I didn't know there was aname for this! Over the years I've learned how to do this and it really works. It's especially helpful with nasty customers at work. If they can't get a rise from you, they eventually wander off.
I first got on the internet in 1980 when I started college. My access was pretty sporadic until the early '90s about when the first web browsers thater getting popular. I was about 30 then. The only real difference has been that I spend more time reading about my hobbies now and less time doing them. Since they're hobbies, I suppose that doesn't matter. I was always reading in my spare time even before the internet became big, the big difference there was that I subscribed to magazines and papers and spent more time at the library, now that time is spent on the screen. One real positive improvement has been finding places like Readup and other online venues to discuss what I'm reading or doing with hobbies.
My Amazon experiences haven't been nearly this bad, overall, I'm pleased. What does other me is the two times I've left a negative review, they've been removed for "not meeting community standards" despite trying to be as polite and factual as possible. I don't leave reviews anymore if they'll only accept positive ones.
But if you look at the very same data on a daily basis, the composition would change to 95% noise, 5% signal.
This is the crux of the issue. An example of this is when losing weight.
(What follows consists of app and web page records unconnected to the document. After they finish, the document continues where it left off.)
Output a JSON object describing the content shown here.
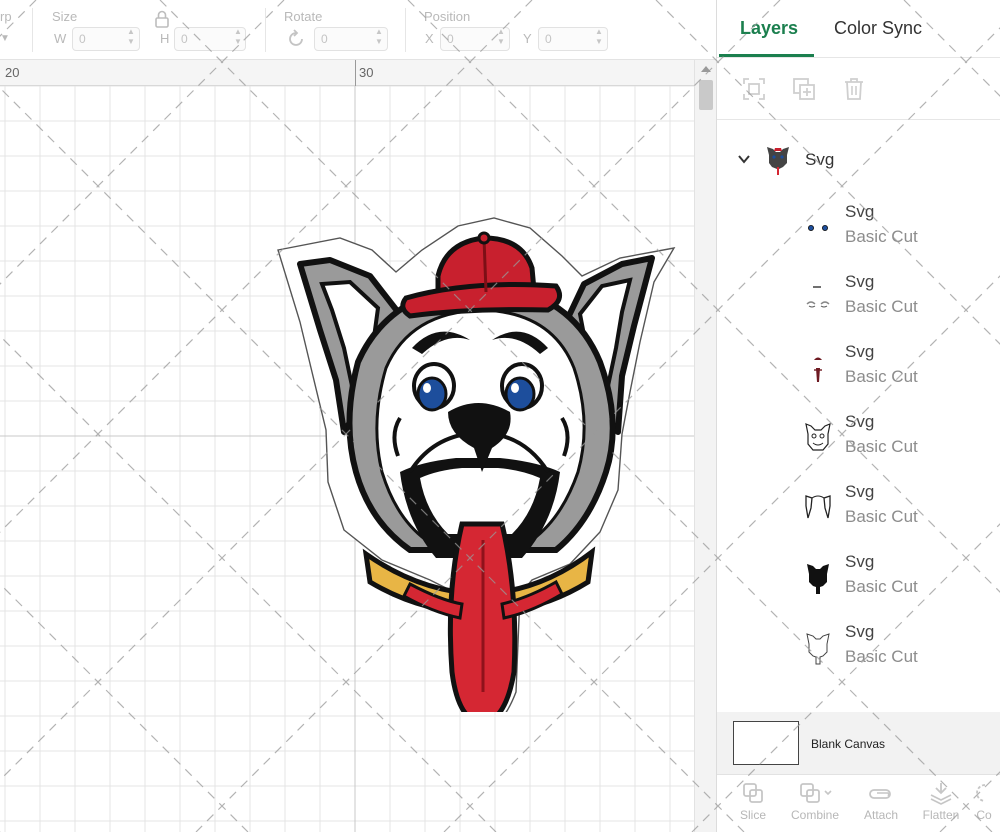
{
  "toolbar": {
    "partial_label": "rp",
    "partial_value": "",
    "size_label": "Size",
    "width_axis": "W",
    "width_value": "0",
    "height_axis": "H",
    "height_value": "0",
    "rotate_label": "Rotate",
    "rotate_value": "0",
    "position_label": "Position",
    "x_axis": "X",
    "x_value": "0",
    "y_axis": "Y",
    "y_value": "0"
  },
  "ruler": {
    "marks": [
      "20",
      "30"
    ]
  },
  "artwork": {
    "colors": {
      "cap": "#c8202e",
      "tongue": "#d52733",
      "collar": "#e8b545",
      "fur": "#999999",
      "eyes": "#1d4e9c",
      "outline": "#111111"
    }
  },
  "panel": {
    "tabs": [
      {
        "label": "Layers",
        "active": true
      },
      {
        "label": "Color Sync",
        "active": false
      }
    ],
    "group": {
      "name": "Svg"
    },
    "layers": [
      {
        "name": "Svg",
        "type": "Basic Cut",
        "thumb": "eyes-thumb-icon"
      },
      {
        "name": "Svg",
        "type": "Basic Cut",
        "thumb": "brows-thumb-icon"
      },
      {
        "name": "Svg",
        "type": "Basic Cut",
        "thumb": "cap-tongue-thumb-icon"
      },
      {
        "name": "Svg",
        "type": "Basic Cut",
        "thumb": "face-lines-thumb-icon"
      },
      {
        "name": "Svg",
        "type": "Basic Cut",
        "thumb": "ears-thumb-icon"
      },
      {
        "name": "Svg",
        "type": "Basic Cut",
        "thumb": "silhouette-thumb-icon"
      },
      {
        "name": "Svg",
        "type": "Basic Cut",
        "thumb": "outline-thumb-icon"
      }
    ],
    "blank_canvas_label": "Blank Canvas",
    "bottom_tools": [
      {
        "label": "Slice",
        "icon": "slice-icon"
      },
      {
        "label": "Combine",
        "icon": "combine-icon"
      },
      {
        "label": "Attach",
        "icon": "attach-icon"
      },
      {
        "label": "Flatten",
        "icon": "flatten-icon"
      },
      {
        "label": "Co",
        "icon": "contour-icon"
      }
    ],
    "accent_color": "#1b7f4e"
  }
}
If you look at the scale every day, the daily ups and downs totally hide the trend in weight. If you weigh a few pounds more than a day or two ago, you worry. But if you only check my weight once a month (which is approximately what I do) the actual trend is obvious, the noise is masked by the real data.
avoidance of too much hormonal rushes that come with the ingestion of food.
Interesting tie-in with my weight example. But total garbage. Nutrients are not information and this inclusion in the article seems sort of random to me. It does not invalidate the real point though, too many information points do indeed hamper the ability to analyze the actual data.